> [Your assignment] Print all entries below exactly as they appear.

BEGIN Extracted entries

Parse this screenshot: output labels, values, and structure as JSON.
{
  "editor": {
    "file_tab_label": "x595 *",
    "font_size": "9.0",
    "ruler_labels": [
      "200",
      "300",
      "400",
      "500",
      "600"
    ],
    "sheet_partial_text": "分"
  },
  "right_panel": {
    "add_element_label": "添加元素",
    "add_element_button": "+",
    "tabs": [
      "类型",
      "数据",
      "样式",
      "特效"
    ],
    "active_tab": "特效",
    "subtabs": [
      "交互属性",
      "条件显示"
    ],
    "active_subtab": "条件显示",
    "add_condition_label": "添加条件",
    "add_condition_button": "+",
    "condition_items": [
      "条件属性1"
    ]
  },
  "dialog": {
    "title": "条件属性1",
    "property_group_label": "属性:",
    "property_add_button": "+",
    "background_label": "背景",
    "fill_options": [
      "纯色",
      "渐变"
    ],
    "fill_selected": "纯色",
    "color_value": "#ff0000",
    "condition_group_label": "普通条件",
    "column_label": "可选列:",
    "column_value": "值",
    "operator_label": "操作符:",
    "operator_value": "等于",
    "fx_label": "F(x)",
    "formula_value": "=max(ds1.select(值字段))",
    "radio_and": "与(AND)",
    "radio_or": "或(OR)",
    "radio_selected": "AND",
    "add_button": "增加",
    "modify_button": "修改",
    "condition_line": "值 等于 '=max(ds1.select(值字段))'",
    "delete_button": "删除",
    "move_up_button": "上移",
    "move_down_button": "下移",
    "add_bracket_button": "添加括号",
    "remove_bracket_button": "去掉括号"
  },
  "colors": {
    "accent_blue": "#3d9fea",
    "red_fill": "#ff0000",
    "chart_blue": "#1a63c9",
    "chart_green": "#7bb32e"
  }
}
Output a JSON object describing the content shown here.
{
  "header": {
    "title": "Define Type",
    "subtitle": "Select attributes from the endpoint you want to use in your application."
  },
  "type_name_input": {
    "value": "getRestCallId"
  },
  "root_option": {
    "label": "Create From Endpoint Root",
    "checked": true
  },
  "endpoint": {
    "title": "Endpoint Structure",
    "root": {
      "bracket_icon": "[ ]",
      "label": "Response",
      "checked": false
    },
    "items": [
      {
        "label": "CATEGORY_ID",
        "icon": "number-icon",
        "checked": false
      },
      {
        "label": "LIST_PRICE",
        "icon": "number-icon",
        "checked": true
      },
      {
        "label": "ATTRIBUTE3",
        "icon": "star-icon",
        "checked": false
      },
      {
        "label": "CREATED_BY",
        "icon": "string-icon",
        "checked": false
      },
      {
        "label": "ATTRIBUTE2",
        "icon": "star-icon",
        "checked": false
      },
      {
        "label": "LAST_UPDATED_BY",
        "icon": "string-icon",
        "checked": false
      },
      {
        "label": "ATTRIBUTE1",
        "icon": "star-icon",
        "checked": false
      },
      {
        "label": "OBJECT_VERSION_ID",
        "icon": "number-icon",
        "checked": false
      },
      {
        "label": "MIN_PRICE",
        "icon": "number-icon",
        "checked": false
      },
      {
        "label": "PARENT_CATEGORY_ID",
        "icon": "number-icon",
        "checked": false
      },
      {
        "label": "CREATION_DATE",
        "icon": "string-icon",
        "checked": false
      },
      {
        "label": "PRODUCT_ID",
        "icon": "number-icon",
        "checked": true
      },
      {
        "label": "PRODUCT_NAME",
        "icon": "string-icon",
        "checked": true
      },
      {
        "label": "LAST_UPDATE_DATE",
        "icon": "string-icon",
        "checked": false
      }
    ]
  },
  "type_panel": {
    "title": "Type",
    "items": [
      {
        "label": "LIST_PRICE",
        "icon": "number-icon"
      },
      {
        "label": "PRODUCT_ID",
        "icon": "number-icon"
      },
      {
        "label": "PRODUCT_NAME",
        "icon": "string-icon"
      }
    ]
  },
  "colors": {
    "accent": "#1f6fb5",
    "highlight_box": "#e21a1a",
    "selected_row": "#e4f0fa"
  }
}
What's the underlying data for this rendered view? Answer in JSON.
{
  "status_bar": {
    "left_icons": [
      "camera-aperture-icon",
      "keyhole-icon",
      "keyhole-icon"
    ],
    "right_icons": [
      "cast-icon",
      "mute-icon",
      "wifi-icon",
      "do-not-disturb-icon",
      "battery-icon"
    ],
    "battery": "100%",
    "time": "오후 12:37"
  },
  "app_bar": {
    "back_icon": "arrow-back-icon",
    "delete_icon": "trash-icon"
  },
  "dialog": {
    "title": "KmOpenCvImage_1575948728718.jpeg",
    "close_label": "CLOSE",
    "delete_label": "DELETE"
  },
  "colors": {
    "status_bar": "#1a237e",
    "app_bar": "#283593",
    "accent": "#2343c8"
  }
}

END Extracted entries

> [Output for this task]
Parse this screenshot: output labels, values, and structure as JSON.
{
  "editor": {
    "file_tab_label": "x595 *",
    "font_size": "9.0",
    "ruler_labels": [
      "200",
      "300",
      "400",
      "500",
      "600"
    ],
    "sheet_partial_text": "分"
  },
  "right_panel": {
    "add_element_label": "添加元素",
    "add_element_button": "+",
    "tabs": [
      "类型",
      "数据",
      "样式",
      "特效"
    ],
    "active_tab": "特效",
    "subtabs": [
      "交互属性",
      "条件显示"
    ],
    "active_subtab": "条件显示",
    "add_condition_label": "添加条件",
    "add_condition_button": "+",
    "condition_items": [
      "条件属性1"
    ]
  },
  "dialog": {
    "title": "条件属性1",
    "property_group_label": "属性:",
    "property_add_button": "+",
    "background_label": "背景",
    "fill_options": [
      "纯色",
      "渐变"
    ],
    "fill_selected": "纯色",
    "color_value": "#ff0000",
    "condition_group_label": "普通条件",
    "column_label": "可选列:",
    "column_value": "值",
    "operator_label": "操作符:",
    "operator_value": "等于",
    "fx_label": "F(x)",
    "formula_value": "=max(ds1.select(值字段))",
    "radio_and": "与(AND)",
    "radio_or": "或(OR)",
    "radio_selected": "AND",
    "add_button": "增加",
    "modify_button": "修改",
    "condition_line": "值 等于 '=max(ds1.select(值字段))'",
    "delete_button": "删除",
    "move_up_button": "上移",
    "move_down_button": "下移",
    "add_bracket_button": "添加括号",
    "remove_bracket_button": "去掉括号"
  },
  "colors": {
    "accent_blue": "#3d9fea",
    "red_fill": "#ff0000",
    "chart_blue": "#1a63c9",
    "chart_green": "#7bb32e"
  }
}
Output a JSON object describing the content shown here.
{
  "header": {
    "title": "Define Type",
    "subtitle": "Select attributes from the endpoint you want to use in your application."
  },
  "type_name_input": {
    "value": "getRestCallId"
  },
  "root_option": {
    "label": "Create From Endpoint Root",
    "checked": true
  },
  "endpoint": {
    "title": "Endpoint Structure",
    "root": {
      "bracket_icon": "[ ]",
      "label": "Response",
      "checked": false
    },
    "items": [
      {
        "label": "CATEGORY_ID",
        "icon": "number-icon",
        "checked": false
      },
      {
        "label": "LIST_PRICE",
        "icon": "number-icon",
        "checked": true
      },
      {
        "label": "ATTRIBUTE3",
        "icon": "star-icon",
        "checked": false
      },
      {
        "label": "CREATED_BY",
        "icon": "string-icon",
        "checked": false
      },
      {
        "label": "ATTRIBUTE2",
        "icon": "star-icon",
        "checked": false
      },
      {
        "label": "LAST_UPDATED_BY",
        "icon": "string-icon",
        "checked": false
      },
      {
        "label": "ATTRIBUTE1",
        "icon": "star-icon",
        "checked": false
      },
      {
        "label": "OBJECT_VERSION_ID",
        "icon": "number-icon",
        "checked": false
      },
      {
        "label": "MIN_PRICE",
        "icon": "number-icon",
        "checked": false
      },
      {
        "label": "PARENT_CATEGORY_ID",
        "icon": "number-icon",
        "checked": false
      },
      {
        "label": "CREATION_DATE",
        "icon": "string-icon",
        "checked": false
      },
      {
        "label": "PRODUCT_ID",
        "icon": "number-icon",
        "checked": true
      },
      {
        "label": "PRODUCT_NAME",
        "icon": "string-icon",
        "checked": true
      },
      {
        "label": "LAST_UPDATE_DATE",
        "icon": "string-icon",
        "checked": false
      }
    ]
  },
  "type_panel": {
    "title": "Type",
    "items": [
      {
        "label": "LIST_PRICE",
        "icon": "number-icon"
      },
      {
        "label": "PRODUCT_ID",
        "icon": "number-icon"
      },
      {
        "label": "PRODUCT_NAME",
        "icon": "string-icon"
      }
    ]
  },
  "colors": {
    "accent": "#1f6fb5",
    "highlight_box": "#e21a1a",
    "selected_row": "#e4f0fa"
  }
}
What's the underlying data for this rendered view? Answer in JSON.
{
  "status_bar": {
    "left_icons": [
      "camera-aperture-icon",
      "keyhole-icon",
      "keyhole-icon"
    ],
    "right_icons": [
      "cast-icon",
      "mute-icon",
      "wifi-icon",
      "do-not-disturb-icon",
      "battery-icon"
    ],
    "battery": "100%",
    "time": "오후 12:37"
  },
  "app_bar": {
    "back_icon": "arrow-back-icon",
    "delete_icon": "trash-icon"
  },
  "dialog": {
    "title": "KmOpenCvImage_1575948728718.jpeg",
    "close_label": "CLOSE",
    "delete_label": "DELETE"
  },
  "colors": {
    "status_bar": "#1a237e",
    "app_bar": "#283593",
    "accent": "#2343c8"
  }
}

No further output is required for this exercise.